**Exercise brief**
Find each line of the entries with the string "phone", please, and copy it.

**Recorded information**
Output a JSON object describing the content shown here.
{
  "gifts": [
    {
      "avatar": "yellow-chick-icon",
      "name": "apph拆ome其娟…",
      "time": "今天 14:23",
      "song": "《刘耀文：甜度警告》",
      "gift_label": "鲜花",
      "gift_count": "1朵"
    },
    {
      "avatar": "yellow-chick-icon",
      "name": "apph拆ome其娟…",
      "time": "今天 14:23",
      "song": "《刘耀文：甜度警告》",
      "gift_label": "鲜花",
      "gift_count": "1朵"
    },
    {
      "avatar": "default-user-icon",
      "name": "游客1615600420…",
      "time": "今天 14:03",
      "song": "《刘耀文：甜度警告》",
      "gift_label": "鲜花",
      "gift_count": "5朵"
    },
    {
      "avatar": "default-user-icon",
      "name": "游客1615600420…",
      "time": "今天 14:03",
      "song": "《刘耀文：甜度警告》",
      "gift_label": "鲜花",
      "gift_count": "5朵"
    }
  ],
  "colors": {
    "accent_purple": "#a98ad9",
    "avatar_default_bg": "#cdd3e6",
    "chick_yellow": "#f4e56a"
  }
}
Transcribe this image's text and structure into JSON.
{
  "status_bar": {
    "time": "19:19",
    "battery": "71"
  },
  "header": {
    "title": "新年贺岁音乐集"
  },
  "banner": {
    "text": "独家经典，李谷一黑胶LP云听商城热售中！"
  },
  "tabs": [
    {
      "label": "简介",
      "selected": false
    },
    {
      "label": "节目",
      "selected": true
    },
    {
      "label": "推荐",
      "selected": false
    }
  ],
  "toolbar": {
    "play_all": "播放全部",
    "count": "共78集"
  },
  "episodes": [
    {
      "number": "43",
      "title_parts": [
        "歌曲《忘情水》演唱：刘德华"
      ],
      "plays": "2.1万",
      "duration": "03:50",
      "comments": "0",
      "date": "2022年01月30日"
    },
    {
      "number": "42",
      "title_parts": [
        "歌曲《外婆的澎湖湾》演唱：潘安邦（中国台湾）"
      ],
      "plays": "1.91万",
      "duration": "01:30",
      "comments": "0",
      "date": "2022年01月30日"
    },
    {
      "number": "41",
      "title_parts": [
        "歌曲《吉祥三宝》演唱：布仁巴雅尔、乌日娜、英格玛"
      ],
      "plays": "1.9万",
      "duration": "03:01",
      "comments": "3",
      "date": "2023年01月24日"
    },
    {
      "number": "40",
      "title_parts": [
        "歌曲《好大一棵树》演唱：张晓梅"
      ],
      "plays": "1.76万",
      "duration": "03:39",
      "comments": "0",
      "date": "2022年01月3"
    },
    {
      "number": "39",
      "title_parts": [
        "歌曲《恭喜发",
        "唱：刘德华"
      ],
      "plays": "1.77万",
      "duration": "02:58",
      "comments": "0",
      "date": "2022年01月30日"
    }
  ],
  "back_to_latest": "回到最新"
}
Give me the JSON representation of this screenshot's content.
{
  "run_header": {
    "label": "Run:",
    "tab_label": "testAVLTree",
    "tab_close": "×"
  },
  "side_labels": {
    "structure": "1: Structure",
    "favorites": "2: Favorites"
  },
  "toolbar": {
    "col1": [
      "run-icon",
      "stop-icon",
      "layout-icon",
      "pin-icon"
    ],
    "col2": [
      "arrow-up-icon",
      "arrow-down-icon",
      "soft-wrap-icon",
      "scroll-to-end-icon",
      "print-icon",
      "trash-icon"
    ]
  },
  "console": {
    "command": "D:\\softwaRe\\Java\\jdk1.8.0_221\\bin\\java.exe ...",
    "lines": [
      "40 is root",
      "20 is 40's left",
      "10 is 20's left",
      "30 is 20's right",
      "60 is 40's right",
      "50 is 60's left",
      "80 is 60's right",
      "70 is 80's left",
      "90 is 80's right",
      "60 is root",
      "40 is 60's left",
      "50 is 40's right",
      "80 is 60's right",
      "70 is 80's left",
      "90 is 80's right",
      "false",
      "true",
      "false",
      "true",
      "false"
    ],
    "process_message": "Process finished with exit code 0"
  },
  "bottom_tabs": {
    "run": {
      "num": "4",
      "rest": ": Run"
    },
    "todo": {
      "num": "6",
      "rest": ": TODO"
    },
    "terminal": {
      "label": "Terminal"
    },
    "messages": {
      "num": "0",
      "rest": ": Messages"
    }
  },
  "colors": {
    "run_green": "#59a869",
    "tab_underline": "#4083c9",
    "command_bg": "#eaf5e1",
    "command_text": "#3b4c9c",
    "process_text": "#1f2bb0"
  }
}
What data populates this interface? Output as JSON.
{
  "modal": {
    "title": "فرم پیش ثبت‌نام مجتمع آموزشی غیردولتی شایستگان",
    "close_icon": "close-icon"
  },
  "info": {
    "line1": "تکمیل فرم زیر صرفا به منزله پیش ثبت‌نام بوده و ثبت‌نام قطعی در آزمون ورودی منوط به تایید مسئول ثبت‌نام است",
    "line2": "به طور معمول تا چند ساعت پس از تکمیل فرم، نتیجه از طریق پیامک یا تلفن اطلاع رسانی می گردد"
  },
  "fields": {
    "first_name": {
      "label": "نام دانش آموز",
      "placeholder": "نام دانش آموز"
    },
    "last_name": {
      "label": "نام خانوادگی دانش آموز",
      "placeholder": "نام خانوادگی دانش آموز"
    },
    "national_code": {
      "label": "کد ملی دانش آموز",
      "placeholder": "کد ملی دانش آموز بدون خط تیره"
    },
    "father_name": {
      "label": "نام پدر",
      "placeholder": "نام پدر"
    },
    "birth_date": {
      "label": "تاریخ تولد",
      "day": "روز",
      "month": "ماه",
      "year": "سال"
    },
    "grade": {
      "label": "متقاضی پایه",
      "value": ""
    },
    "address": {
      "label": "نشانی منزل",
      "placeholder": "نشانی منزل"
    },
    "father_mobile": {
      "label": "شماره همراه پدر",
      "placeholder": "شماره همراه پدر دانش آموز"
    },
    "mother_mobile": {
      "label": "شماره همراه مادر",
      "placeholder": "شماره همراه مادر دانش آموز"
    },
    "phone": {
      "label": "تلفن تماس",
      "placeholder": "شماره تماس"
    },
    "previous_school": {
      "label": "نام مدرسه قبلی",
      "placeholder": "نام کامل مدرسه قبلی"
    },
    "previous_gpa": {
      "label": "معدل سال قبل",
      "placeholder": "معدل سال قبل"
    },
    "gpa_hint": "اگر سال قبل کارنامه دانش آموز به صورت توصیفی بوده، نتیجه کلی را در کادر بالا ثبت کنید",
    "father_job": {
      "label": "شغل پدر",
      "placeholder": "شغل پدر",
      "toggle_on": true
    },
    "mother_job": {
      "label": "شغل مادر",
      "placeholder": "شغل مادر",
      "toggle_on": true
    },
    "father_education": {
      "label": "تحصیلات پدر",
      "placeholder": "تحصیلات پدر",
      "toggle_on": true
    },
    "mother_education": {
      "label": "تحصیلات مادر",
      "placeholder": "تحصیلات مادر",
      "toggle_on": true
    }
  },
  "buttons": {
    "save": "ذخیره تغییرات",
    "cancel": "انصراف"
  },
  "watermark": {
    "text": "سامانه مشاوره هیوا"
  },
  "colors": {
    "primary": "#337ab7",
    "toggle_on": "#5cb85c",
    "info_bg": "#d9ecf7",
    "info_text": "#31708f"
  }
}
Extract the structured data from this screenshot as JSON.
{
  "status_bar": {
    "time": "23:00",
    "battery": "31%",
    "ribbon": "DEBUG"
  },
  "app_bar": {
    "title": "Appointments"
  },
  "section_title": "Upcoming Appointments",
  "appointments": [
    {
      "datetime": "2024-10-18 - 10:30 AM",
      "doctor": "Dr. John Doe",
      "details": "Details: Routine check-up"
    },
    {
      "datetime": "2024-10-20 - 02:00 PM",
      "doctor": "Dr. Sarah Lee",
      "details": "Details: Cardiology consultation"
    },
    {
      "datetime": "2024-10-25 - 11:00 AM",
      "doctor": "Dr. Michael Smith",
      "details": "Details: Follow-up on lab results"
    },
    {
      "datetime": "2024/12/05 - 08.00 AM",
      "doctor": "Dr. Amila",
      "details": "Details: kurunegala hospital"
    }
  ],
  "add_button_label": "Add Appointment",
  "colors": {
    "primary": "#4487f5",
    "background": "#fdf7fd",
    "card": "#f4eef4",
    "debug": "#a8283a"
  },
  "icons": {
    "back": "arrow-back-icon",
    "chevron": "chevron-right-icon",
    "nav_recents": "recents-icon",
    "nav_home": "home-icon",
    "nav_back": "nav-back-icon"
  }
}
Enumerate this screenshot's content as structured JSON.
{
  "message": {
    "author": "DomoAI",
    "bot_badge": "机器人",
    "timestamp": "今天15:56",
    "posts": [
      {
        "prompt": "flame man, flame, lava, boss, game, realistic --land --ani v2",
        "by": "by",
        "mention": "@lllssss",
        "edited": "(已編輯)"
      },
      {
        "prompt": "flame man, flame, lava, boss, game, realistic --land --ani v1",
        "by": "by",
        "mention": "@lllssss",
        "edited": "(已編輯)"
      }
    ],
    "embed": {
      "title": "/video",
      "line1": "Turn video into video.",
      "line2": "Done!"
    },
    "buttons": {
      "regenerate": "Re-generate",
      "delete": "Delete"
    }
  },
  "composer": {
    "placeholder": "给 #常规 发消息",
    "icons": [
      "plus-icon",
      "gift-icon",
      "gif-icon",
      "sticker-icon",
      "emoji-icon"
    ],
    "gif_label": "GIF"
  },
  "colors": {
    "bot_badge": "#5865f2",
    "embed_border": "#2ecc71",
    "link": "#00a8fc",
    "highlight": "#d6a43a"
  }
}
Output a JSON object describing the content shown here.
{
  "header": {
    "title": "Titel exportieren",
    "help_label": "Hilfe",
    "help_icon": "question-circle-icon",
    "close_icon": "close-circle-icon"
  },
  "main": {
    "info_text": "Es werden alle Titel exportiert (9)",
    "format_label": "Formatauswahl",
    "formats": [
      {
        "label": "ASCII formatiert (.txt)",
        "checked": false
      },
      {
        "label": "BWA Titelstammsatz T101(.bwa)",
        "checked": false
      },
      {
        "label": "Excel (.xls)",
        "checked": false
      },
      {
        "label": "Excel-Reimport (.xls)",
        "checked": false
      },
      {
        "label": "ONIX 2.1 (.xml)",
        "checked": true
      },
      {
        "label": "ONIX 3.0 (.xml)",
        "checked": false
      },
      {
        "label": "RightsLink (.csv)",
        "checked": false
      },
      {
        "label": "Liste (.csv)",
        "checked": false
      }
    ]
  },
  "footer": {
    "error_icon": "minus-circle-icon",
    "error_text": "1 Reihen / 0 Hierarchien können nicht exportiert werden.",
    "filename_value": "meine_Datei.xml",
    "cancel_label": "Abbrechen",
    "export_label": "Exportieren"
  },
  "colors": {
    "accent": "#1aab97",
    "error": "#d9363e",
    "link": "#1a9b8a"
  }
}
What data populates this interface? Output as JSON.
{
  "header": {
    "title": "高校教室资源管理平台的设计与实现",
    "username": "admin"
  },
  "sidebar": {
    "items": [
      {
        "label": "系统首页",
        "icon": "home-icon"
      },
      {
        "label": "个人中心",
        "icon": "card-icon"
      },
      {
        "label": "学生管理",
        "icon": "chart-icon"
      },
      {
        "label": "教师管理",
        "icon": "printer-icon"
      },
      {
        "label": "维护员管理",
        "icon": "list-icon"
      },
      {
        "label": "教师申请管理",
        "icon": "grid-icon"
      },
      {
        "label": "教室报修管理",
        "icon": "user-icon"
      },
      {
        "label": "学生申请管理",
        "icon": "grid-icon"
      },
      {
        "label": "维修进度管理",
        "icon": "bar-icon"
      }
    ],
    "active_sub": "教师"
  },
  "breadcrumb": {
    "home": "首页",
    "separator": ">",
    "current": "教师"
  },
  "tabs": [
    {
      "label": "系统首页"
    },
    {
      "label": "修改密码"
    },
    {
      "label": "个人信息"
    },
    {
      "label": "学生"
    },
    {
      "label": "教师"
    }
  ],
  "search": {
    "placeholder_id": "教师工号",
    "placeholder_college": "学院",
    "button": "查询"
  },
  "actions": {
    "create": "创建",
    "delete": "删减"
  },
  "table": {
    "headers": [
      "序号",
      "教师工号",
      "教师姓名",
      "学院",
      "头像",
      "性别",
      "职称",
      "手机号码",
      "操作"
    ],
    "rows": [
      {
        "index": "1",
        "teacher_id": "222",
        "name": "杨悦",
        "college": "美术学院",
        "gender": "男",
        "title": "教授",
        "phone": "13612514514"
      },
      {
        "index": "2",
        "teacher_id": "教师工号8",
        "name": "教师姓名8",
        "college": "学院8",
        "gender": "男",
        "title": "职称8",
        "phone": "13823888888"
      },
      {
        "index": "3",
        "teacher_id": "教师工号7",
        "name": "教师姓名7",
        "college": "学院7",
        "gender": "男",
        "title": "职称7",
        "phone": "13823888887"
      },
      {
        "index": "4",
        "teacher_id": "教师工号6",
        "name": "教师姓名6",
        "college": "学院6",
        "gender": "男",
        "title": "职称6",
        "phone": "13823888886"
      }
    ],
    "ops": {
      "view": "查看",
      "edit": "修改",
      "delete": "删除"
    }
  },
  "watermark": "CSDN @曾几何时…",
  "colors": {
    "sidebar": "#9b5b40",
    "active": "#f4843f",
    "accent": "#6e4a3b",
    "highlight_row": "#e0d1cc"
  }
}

**The answer**
    "phone": {
        "phone": "13612514514"
        "phone": "13823888888"
        "phone": "13823888887"
        "phone": "13823888886"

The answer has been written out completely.